Winter’s cold dry air and the dry indoor heat can be hard on your skin. As the humidity decreases, the skin becomes much more susceptible to dryness. Often times, people are still using lighter-weight moisturizers and drying cleansers, because they have not made the transition yet to their “winter” regimen, but there are strategies to help keep the skin on your face and body soft, supple, and strong through the winter season.
Start being aware of the change in humidity before the skin gets dry, flaky, and itchy! One easy way to transition the skin as the seasons shift to winter is to use a liquid cleanser in the shower that has moisturizers in it and transition to a heavier moisturizer—even if only on the extremities initially. We have a lower concentration of oil glands on our extremities, and these are the areas that suffer first from a shift in the weather and humidity. Keep your shower as brief as possible and use lukewarm, not hot, water. Apply a moisturizer while your skin is still slightly damp.

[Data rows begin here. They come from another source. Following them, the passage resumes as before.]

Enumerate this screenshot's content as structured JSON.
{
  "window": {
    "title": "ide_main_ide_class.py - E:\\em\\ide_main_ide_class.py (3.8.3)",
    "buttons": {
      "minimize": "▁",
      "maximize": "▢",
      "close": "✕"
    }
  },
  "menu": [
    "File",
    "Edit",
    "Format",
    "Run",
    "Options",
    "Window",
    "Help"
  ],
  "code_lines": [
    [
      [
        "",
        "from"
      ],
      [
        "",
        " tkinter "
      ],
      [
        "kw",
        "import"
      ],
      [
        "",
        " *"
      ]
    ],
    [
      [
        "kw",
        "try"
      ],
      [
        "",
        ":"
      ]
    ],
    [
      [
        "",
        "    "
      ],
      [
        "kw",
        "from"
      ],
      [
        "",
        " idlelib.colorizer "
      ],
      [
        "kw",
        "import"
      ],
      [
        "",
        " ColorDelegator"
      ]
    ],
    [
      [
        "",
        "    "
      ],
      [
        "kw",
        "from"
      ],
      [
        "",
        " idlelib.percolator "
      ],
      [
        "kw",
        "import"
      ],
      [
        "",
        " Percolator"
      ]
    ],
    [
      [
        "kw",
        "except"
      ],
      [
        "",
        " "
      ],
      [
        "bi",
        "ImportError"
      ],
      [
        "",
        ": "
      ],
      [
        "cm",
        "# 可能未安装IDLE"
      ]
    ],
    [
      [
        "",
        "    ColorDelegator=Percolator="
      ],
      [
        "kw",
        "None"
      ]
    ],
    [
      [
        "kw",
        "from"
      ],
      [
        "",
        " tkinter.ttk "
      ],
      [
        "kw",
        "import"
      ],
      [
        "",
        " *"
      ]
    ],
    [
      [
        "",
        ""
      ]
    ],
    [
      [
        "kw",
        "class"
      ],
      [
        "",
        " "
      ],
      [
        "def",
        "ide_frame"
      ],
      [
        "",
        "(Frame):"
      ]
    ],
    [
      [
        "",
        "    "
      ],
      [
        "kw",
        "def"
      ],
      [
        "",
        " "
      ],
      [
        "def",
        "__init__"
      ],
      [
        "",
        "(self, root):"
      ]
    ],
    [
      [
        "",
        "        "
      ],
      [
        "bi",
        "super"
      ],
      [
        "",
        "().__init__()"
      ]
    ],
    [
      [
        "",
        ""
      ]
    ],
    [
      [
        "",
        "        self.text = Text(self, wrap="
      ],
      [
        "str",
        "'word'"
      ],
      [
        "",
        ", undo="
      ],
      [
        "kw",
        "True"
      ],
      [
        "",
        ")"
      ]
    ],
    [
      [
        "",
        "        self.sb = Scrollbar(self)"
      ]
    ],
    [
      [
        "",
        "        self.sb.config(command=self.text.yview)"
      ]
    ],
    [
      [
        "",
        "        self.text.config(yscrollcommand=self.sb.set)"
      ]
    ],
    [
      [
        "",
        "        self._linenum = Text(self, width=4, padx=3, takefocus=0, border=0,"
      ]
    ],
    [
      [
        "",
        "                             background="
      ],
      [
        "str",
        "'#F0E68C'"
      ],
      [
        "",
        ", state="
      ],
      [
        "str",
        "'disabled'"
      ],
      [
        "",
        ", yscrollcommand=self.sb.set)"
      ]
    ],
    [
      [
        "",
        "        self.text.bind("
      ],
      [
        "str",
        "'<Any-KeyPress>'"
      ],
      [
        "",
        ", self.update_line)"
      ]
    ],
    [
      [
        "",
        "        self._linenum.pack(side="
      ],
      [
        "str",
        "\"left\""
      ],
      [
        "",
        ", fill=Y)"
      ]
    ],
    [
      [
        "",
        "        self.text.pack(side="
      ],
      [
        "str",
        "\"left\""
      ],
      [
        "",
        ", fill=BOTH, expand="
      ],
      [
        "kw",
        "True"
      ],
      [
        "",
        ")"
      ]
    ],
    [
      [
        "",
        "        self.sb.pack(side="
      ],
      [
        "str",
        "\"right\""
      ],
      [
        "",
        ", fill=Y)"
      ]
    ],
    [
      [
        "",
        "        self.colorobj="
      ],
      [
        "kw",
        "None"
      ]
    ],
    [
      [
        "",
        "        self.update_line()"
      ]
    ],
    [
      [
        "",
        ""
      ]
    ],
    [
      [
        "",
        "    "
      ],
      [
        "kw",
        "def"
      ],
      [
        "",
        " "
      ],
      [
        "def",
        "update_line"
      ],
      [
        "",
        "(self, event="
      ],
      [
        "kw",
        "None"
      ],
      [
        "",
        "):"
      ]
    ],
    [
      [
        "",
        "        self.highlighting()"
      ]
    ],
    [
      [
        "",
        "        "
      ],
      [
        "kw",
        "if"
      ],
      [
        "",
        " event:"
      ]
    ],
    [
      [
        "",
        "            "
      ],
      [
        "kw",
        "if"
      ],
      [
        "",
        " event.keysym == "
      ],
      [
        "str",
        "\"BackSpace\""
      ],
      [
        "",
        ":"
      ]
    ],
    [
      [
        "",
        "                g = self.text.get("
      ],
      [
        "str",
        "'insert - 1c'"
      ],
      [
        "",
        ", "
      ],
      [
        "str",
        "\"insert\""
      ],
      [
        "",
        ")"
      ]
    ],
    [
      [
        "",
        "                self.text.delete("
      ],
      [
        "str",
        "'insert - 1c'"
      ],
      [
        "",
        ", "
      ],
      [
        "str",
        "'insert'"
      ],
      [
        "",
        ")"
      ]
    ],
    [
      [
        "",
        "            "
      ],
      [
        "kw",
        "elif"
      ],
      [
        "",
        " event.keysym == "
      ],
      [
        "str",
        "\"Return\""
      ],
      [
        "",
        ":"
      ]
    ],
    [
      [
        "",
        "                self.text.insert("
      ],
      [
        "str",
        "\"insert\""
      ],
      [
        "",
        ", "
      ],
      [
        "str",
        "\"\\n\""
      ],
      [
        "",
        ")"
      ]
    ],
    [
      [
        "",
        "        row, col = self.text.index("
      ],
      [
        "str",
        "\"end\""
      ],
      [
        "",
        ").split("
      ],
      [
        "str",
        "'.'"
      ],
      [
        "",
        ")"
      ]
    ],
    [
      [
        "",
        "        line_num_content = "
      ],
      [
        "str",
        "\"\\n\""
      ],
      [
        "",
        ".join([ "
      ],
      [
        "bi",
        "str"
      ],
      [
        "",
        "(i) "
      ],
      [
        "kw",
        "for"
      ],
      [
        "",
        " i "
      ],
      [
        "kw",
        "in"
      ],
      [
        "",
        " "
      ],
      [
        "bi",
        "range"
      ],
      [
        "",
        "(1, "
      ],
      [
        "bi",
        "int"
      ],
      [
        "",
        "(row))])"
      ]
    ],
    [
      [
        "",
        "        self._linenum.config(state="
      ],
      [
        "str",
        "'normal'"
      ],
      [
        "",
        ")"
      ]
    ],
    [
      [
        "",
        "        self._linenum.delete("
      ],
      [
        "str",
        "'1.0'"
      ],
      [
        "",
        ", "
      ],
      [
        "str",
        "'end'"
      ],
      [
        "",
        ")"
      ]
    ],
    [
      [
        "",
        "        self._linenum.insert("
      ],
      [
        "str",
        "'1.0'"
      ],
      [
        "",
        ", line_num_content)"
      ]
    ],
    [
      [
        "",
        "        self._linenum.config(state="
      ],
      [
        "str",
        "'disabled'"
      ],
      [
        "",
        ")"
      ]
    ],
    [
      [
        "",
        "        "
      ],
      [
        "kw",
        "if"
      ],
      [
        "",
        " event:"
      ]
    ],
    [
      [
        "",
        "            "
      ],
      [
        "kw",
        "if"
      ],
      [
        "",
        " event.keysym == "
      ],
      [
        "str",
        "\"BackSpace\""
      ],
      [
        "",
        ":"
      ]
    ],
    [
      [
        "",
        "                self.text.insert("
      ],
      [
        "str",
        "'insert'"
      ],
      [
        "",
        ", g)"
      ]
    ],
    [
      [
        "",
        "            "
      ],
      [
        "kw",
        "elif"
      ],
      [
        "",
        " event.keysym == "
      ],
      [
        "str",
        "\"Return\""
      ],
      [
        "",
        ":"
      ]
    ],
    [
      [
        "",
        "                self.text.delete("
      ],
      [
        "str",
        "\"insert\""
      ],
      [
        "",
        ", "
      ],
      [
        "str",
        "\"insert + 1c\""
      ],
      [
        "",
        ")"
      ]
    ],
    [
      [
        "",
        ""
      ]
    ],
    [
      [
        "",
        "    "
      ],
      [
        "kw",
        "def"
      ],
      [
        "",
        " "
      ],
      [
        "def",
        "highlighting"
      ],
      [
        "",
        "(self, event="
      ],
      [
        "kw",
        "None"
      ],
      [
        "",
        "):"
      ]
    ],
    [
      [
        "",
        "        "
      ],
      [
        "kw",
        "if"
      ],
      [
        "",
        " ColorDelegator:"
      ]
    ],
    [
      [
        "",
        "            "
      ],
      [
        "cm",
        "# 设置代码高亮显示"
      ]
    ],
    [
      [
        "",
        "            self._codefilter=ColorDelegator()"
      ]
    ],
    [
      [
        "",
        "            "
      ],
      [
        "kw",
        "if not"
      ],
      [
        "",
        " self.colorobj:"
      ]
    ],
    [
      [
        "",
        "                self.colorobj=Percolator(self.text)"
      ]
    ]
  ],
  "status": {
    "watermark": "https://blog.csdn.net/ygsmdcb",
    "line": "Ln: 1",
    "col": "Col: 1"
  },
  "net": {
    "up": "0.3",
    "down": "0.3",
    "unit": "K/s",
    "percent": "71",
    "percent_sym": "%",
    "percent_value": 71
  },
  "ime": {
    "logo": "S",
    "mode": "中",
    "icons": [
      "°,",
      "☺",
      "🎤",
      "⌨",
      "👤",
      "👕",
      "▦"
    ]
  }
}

Ramp up your moisturizing. As the winter reaches full-swing, the whole body will need more moisture, but the greasier moisturizers will probably be intolerable until later in the season.
If you use a lightweight lotion in the summer, switch to a heavier cream or ointment. Get one that you scoop out of a jar or squeeze from a tube; pump formulas are often diluted with water or alcohol, reducing the ability to seal in moisture. Occlusive-based moisturizers such as petrolatum, mineral oil, vegetable oil, are all very effective in sealing in moisture at the skin’s surface, but are often sticky and greasy—and especially uncomfortable in the summer. However, these “heavy-duty” occlusive moisturizers, or at least creams and lotions with these components, can be critical in the winter months to prevent moisture loss from the skin.
I recommend heavy moisturizers that tend to be less greasy. For richer, occlusive moisturizers that achieve this goal, I often recommend oil-free occlusive options. These include silicone and its derivatives: dimethicone, cyclomethicone, and amodimethicone. These occlusive agents hydrate dry skin, improve the barrier, and improve the overall texture of the skin. However, for those patients that still find these silicone-based moisturizers too intense, I recommend humectant-based moisturizers that function by attracting water into the outer layer of the skin—the stratum corneum. Humectants that can commonly be found in moisturizers include urea, lactic acid, glycerin, propylene glycol, pyrrolidone carboxylic acid (PCA), propylene glycol, and sorbitol. Additionally, many manufacturers have developed moisturizers that contain lipids that are similar to those native to the stratum corneum, such as ceramides.
Sunscreen tends to fall off the radar for many people in the winter time but it is still important to protect your skin. Although UVB rays may not be quite as intense—they are still present. And UVA rays are just as strong as the summer! Daily sunscreen application is essential in the winter time as well.
One important piece of advice I give my patients is explaining to them that dry skin can happen suddenly—even if you have never had dry skin before. Over time, oil glands in the skin become less active. As we age, our natural ability to maintain hydrated skin decreases. An important aspect of this is that the dryer the skin, the more apparent are the fine lines and wrinkles. An instant, efficient way to improve your overall appearance by minimizing the appearance of wrinkling in the skin is to moisturize.
Dr. Chris G. Adigun and her team offer a comprehensive dermatology practice that delivers the highest quality care through careful patient evaluation and personalized treatment.
The Dermatology & Laser Center of Chapel Hill is located in The Veranda at Briar Chapel: 58 Chapelton Court, Suite 120, Chapel Hill. Contact via phone, 919.942.2922, or online at: DermatologyAndLaserCenterOfChapelHill.com